When students walk into class and see there is…

Day Sixty-Six

Today was significantly less dramatic than yesterday. 

We spent the morning meeting working on the NEASC self-study (and drinking lots of coffee because maaaaybe none of us slept well). I ran into the SRO afterwards and thanked him again for doing a damn good job. 

I had a meeting with Mr. W during Block One; he wanted my help drafting a course proposal for the program of studies, and I was happy to lend my writing skills. After that, I was able to do some lesson prep for APUSGOV, but I didn’t quite finish before the bell. I ended up doing the rest after school.

World/English was really good. It was the last day allotted for work on book papers, so Mrs. T and I were both very busy helping students write conclusions, giving drafts one last edit, answering citation questions, and so on. I broke the block up into work time and break time like I did last class, and it went so well. I did hold two students for lunch detention for being disruptive during work time (they could choose lunch or after school), but hopefully I won’t have to do that in the future. 

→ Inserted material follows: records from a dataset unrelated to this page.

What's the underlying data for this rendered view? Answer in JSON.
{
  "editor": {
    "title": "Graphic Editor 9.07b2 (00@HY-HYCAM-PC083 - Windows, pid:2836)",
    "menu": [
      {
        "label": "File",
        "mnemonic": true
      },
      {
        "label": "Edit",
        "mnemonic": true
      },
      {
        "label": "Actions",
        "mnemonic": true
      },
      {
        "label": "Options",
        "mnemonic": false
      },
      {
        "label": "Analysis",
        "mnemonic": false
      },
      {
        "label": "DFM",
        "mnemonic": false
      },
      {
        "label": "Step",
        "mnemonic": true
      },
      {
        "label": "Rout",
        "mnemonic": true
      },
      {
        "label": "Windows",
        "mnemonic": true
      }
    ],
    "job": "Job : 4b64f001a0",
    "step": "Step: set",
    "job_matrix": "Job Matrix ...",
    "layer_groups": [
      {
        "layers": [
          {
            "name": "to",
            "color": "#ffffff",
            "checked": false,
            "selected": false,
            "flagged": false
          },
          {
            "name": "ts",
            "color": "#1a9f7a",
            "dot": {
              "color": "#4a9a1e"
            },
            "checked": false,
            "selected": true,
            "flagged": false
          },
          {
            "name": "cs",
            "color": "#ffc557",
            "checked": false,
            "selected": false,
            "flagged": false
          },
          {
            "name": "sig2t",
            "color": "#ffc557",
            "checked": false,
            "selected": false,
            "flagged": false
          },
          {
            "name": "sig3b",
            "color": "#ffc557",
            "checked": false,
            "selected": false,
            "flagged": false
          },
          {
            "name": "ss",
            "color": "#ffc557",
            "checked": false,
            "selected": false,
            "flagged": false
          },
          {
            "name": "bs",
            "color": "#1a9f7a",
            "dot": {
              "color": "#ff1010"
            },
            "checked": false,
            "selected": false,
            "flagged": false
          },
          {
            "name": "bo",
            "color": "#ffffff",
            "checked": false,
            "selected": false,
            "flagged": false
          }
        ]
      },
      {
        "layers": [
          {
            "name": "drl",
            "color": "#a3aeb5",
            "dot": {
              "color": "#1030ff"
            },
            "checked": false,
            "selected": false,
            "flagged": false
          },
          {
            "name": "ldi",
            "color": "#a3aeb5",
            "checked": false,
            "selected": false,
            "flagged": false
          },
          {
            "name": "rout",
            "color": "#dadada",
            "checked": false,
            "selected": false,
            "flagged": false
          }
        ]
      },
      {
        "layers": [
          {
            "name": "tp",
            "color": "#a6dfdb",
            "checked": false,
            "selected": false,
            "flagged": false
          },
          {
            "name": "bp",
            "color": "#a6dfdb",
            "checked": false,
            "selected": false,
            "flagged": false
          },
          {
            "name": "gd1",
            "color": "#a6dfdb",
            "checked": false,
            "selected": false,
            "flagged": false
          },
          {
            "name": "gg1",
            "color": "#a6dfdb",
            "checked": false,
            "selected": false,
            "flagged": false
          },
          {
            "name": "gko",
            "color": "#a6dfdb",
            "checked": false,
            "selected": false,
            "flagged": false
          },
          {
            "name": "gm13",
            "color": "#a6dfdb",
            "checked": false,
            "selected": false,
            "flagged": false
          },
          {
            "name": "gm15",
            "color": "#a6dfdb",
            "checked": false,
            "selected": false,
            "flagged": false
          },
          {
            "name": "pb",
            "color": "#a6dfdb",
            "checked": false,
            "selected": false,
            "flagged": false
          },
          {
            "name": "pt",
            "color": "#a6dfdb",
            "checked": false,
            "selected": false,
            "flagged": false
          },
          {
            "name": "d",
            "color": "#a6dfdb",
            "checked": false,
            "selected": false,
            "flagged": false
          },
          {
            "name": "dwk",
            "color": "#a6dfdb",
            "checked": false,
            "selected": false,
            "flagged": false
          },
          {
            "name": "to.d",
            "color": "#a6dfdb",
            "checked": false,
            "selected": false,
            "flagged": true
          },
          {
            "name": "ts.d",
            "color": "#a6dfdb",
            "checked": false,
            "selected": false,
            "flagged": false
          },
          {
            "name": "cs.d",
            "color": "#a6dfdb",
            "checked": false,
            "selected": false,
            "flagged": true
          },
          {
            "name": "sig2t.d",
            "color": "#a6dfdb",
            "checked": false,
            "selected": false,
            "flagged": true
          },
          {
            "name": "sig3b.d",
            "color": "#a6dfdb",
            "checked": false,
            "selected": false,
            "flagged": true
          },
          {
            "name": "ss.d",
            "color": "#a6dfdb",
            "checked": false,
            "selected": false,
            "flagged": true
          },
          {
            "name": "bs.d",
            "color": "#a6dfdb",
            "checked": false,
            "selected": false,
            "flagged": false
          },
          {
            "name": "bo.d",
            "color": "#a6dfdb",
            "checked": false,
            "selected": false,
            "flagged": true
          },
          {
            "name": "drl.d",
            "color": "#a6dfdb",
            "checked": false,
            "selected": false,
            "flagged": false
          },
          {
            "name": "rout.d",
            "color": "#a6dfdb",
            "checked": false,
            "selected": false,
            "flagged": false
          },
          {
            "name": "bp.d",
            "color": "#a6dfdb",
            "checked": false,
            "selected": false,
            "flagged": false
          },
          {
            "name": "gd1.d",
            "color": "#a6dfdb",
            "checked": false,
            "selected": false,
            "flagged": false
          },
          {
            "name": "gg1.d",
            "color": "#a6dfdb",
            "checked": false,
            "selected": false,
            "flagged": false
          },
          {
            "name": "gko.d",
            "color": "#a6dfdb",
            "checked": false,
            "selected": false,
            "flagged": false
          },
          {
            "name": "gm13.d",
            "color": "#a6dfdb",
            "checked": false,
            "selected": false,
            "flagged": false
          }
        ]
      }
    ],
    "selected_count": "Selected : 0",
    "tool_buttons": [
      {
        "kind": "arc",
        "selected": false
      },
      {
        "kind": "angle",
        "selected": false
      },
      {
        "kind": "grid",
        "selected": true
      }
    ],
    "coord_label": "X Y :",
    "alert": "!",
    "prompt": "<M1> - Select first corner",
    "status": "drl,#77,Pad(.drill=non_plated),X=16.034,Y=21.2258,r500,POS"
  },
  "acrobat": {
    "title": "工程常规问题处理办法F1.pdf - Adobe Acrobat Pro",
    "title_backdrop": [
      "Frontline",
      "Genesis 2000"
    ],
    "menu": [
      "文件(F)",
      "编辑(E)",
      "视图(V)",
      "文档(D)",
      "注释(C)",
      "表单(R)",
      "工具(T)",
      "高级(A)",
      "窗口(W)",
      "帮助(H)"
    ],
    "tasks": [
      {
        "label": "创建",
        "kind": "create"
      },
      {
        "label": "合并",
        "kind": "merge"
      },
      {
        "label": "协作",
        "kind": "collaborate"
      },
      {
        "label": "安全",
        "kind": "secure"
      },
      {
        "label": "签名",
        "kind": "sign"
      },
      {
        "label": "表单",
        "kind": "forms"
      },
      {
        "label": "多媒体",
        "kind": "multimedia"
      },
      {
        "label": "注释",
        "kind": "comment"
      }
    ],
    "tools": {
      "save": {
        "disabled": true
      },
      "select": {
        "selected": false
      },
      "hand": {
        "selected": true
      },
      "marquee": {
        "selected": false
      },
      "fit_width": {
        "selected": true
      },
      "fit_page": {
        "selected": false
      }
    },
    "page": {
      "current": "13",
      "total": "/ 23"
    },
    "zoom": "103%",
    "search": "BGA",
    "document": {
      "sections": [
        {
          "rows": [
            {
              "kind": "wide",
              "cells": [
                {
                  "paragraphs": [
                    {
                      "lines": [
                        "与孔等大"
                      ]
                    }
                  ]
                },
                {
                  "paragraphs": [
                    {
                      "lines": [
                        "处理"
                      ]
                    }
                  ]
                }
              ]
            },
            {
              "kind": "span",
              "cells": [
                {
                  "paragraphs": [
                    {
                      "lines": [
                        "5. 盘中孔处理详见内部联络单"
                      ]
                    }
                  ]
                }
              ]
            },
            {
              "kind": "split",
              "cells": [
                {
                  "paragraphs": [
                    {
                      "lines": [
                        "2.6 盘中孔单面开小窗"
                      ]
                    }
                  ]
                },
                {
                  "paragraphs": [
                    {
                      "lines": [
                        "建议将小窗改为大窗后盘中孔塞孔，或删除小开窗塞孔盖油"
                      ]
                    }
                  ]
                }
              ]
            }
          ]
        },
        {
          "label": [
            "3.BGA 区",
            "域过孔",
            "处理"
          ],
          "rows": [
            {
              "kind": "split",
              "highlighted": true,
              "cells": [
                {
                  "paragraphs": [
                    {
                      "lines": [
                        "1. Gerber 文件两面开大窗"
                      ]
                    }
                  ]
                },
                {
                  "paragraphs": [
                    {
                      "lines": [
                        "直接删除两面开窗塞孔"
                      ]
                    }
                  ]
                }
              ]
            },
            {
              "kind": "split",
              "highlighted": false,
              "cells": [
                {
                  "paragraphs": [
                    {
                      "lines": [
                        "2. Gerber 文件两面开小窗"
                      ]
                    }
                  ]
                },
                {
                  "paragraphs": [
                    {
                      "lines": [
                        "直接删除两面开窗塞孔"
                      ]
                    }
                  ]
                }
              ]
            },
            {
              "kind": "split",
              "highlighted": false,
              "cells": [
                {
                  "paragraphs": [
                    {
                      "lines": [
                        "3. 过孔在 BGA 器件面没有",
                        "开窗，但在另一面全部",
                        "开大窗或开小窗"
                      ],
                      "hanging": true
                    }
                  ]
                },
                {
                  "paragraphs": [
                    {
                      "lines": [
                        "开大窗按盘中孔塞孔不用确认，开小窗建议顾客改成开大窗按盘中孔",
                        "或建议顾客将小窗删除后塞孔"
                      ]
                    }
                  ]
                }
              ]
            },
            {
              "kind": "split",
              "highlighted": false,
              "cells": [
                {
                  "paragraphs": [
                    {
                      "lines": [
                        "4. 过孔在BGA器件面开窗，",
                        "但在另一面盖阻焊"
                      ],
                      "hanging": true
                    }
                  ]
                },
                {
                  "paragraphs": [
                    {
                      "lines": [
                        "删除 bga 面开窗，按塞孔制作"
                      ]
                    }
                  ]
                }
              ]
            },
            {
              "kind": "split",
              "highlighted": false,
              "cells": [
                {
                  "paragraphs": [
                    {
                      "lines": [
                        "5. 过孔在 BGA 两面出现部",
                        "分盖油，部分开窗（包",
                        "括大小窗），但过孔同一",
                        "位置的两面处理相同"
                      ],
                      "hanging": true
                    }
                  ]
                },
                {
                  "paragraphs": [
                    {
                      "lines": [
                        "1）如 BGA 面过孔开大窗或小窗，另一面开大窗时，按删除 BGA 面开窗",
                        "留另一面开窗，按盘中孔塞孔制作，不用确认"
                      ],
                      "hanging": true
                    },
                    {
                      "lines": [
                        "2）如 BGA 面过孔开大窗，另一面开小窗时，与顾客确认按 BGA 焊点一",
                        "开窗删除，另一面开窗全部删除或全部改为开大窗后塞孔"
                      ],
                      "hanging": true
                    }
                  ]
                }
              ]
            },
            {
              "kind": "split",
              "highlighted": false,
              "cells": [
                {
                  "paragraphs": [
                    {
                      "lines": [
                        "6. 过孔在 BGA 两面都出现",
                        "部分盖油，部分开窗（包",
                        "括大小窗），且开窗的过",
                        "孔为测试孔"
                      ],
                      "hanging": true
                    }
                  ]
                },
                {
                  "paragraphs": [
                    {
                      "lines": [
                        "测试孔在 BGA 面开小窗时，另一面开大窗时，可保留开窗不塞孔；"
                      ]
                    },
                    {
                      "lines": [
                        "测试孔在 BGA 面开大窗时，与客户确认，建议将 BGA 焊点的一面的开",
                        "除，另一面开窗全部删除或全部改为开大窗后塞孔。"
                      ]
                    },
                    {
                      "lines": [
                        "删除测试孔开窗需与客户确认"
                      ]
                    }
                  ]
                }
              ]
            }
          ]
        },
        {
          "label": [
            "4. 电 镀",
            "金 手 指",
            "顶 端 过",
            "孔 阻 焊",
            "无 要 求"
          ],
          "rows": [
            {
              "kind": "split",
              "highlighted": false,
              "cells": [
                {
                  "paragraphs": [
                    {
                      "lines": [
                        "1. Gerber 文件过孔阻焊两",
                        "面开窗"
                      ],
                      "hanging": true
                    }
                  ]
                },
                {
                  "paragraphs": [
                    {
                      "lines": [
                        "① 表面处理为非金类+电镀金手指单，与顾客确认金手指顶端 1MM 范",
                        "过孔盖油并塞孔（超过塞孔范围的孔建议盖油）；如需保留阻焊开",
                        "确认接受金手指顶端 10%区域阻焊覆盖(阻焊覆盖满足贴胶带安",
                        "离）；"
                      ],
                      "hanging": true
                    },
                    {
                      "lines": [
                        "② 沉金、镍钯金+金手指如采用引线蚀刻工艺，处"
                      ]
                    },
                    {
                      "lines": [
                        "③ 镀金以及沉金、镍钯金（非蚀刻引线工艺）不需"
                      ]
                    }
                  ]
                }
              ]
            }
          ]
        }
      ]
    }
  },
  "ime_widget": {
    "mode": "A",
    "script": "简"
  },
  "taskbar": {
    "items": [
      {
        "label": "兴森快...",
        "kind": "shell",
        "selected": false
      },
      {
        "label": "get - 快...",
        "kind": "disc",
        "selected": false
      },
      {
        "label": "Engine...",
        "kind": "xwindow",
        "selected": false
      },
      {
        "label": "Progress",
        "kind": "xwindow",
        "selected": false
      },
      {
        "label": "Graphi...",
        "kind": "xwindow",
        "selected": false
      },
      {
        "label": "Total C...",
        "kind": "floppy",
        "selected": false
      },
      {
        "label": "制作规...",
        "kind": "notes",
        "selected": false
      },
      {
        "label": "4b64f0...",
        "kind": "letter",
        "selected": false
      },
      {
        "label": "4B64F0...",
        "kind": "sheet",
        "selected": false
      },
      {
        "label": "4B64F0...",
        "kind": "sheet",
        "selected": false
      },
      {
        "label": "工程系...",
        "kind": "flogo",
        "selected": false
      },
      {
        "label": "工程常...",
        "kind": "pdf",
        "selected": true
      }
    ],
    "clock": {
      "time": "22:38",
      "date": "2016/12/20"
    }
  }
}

Also, I didn’t raise my voice. After last class, I asked myself why I was doing it if I didn’t want to; I realized that I may not be able to change my challenging student’s behavior, but I can change mine. So no more raised voice, I’m done yelling. 

That’s who I want to be.

Most students worked right up to the bell, but they did it. This was a really hard assignment, so it’s awesome that they persevered and succeeded. We were delighted by the big smiles, sighs of relief, and proudly flourished papers. 

One boy asked if he could cheer.

Heck yes.

When I ask students what they’re doing when th…

Day Sixty-Five

My school had a lockdown today. It was a false alarm, thank God, but it was properly terrifying.

I knew right away that it wasn’t a drill. The Principal tells the faculty about drills, for one, and he always comes on the PA to say “Lockdown” before sounding the alarm. Plus, it was during flex time, and he’d never interrupt that. So when the alarm went off I locked my door, shut off my lights, and got my students sitting down against my bookshelves like I’m supposed to, an I was thinking, “What do I say? Do I tell them it’s not a drill?” I was hoping someone would come on the PA and say there was a mistake, everything is okay… 

When that didn’t happen, and the alarm kept ringing, the kids started to look scared. So I said I didn’t know what was going on, but we were all safe where we were, so we should stay calm and stay put. I said, “Hopefully, this is nothing, but I’m going to look after you guys no matter what.” The door in the collapsible wall between my room and Mrs. T’s room has no lock, so one of the boys and I pushed a table against it (her door to the hall was locked, too, of course, but doing that made my students feel safer). Still, there were tears, and prayers. I was listening for gunshots, or any noise, really, and I was praying, too.

It was about an hour before the police came to the door to say we were safe. 

I have never been so happy to see our SRO. 

He explained that they were clearing classrooms one by one, and instructed my students to head to the gym. I thanked him and gave his arm a squeeze on the way out. Then I walked, holding the hands of some of the girls who were sobbing. There was a police officer in the hall, and one at the stairwell, and one at the bottom of the stairs. I mouthed “thank you” to each of them and got my class into the gym. The first thing I did after my students got settled was hug Mr. F, whose room was cleared right before mine. I hugged Mrs. T, too, when she arrived.

We were in the gym for about an hour, maybe longer. But there are bathrooms there, and the nurses had a case full of crackers, and everyone tried to keep it from being so terrible. We were able to go back to class around 1:00, but the day was basically shot. There was a quick lunch- during which I sent messages to my family to say that I was all right- and then class. I let my students do whatever as long as it was quiet. Some wanted to get back to work, some wanted to talk, others just wanted to sit… It was all fine with me.

Now I’m exhausted, and angry, and proud that my students did everything right, and upset that they’re good at lockdowns, and grateful there wasn’t an actual threat, and all the other emotions. It’s understandable, I think.